  7. ^ "All Hazards NOAA Weather Radio: The Voice of NOAA's National Weather Service" (PDF). U.S. Department of Commerce, National Oceanic and Atmospheric Administration, National Weather Service. January 2020. Retrieved 2020-01-15.
  8. ^ "NOAA Weather Radio". U.S. Department of Commerce, National Oceanic and Atmospheric Administration, National Weather Service. January 16, 2020. Retrieved 2020-01-16.
  9. ^ https://www.canada.ca/en/environment-climate-change/services/weatheradio/find-your-network.html
  10. ^ http://www.cires.org.mx/sarmex_es.php
  11. ^ "Dissemination of Marine Weather by the NWS".
  12. ^ "U.S. VHF CHANNEL INFORMATION".
  13. ^ "U.S. VHF CHANNEL INFORMATION".
  14. ^ "All Hazards NOAA Weather Radio, Page 11" (PDF).
  15. ^ "NOAA All-Hazards Weather Radio Help".
  16. ^ "Midland X-Tra Talk GXT1000//1050 Series GMRS/FRS Radio Owner's Manual, Page 21" (PDF).
  17. ^ "Motorola Two-Way Radio User's Guide, Model SX700 series, "WX8-WX12" (C) 2005" (PDF). MotorolaSolutions.com.

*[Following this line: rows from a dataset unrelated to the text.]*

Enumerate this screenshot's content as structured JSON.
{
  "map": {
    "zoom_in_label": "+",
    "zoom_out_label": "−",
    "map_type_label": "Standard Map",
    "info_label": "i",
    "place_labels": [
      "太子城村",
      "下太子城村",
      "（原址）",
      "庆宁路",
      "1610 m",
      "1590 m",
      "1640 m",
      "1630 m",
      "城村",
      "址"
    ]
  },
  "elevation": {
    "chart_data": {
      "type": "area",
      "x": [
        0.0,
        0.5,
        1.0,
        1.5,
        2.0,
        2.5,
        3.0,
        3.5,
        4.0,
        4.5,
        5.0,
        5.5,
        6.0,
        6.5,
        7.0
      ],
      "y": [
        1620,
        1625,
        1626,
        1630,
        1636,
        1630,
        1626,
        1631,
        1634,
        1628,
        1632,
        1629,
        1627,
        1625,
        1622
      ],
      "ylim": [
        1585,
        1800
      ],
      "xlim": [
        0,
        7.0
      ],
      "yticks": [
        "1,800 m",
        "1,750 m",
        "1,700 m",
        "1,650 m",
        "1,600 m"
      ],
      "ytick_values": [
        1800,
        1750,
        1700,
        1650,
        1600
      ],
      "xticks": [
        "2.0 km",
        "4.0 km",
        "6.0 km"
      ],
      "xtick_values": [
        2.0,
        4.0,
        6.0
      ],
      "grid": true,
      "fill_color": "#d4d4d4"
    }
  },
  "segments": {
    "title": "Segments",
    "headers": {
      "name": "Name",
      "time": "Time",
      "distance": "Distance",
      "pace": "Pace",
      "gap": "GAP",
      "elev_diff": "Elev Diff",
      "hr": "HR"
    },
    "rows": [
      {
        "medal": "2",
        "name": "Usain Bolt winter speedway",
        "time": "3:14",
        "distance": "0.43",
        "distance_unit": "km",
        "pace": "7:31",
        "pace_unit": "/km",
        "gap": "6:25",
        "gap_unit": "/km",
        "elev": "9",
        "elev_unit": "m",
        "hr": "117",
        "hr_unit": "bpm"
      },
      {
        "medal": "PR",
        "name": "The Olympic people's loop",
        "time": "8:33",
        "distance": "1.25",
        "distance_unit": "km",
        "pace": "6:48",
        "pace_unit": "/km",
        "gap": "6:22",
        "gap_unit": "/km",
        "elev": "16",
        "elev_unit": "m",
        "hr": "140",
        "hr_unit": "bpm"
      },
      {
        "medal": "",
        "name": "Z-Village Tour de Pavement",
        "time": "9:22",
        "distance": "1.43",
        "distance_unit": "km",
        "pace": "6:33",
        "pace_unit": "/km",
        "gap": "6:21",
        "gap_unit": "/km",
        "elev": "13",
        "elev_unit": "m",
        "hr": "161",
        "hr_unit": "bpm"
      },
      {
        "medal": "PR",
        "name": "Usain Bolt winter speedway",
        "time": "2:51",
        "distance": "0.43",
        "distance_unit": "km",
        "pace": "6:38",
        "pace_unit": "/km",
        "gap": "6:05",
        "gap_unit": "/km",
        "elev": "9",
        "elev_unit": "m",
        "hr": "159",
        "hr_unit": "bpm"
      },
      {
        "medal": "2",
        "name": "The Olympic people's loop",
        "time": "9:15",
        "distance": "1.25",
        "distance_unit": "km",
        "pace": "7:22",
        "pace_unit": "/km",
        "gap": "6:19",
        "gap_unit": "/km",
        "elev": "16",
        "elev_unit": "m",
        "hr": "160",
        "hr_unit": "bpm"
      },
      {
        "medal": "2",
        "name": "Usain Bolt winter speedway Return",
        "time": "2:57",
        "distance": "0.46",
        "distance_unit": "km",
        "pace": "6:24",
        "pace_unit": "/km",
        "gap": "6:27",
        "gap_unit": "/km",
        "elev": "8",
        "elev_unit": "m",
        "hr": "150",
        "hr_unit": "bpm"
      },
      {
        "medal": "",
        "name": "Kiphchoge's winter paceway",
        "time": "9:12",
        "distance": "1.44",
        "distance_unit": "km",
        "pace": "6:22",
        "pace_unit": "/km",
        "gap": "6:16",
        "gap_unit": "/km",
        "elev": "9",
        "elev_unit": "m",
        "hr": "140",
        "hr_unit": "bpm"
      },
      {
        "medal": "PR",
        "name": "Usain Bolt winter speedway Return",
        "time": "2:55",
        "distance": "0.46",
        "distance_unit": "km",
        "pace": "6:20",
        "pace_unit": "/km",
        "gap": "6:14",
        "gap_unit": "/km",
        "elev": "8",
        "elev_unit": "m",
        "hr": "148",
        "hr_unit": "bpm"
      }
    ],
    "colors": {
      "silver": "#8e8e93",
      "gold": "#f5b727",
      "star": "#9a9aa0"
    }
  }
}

Retrieved 2020-01-15.
  18. ^ Leimer, Andy (May 2005). "Part 80 VHF Transceivers and Marine Radars, Andy Leimer, Equipment Authorization Branch Equipment, Federal Communications Commission Office of Engineering and Technology Laboratory Division, page 10 "WX 10 163.725"" (PDF). Federal Communications Commission. Retrieved January 16, 2020.
  19. ^ "Talkabout Emergency Preparedness Two-Way Radio T480 MN001399A01-AA "WX10 161.750"" (PDF). MotorolaSolutions.com. Motorola. May 26, 2015. Retrieved January 16, 2020.
  20. ^ "INTERNATIONAL VHF MARINE RADIO CHANNELS AND FREQUENCIES". Navigation Center, United States Coast Guard. Retrieved 2020-01-15.
  21. ^ "Radio Operations with E.O.M (End Of Message) Detection".
  22. ^ "Using NWR SAME".
  23. ^ "NOAA Weather Radio".
  24. ^ "WU feature and product updates – Customer Feedback for Weather Underground". help.wunderground.com. Archived from the original on 2017-09-22. Retrieved 2017-09-21.
  25. ^ "Archived copy". Archived from the original on 2015-07-03. Retrieved 2013-07-19.CS1 maint: archived copy as title (link)
  26. ^ "Archived copy" (PDF). Archived (PDF) from the original on 2013-07-19. Retrieved 2013-07-19.CS1 maint: archived copy as title (link)
  27. ^ "Archived copy". Archived from the original on 2015-09-17. Retrieved 2015-10-29.CS1 maint: archived copy as title (link)
  28. ^ "Sistema de Alerta de Riesgos Mexicano (Mexican Risk Alert System)".
  29. ^ "Broadcastings of transmitter Pinneberg".
  30. ^ MSN Direct stops FM data network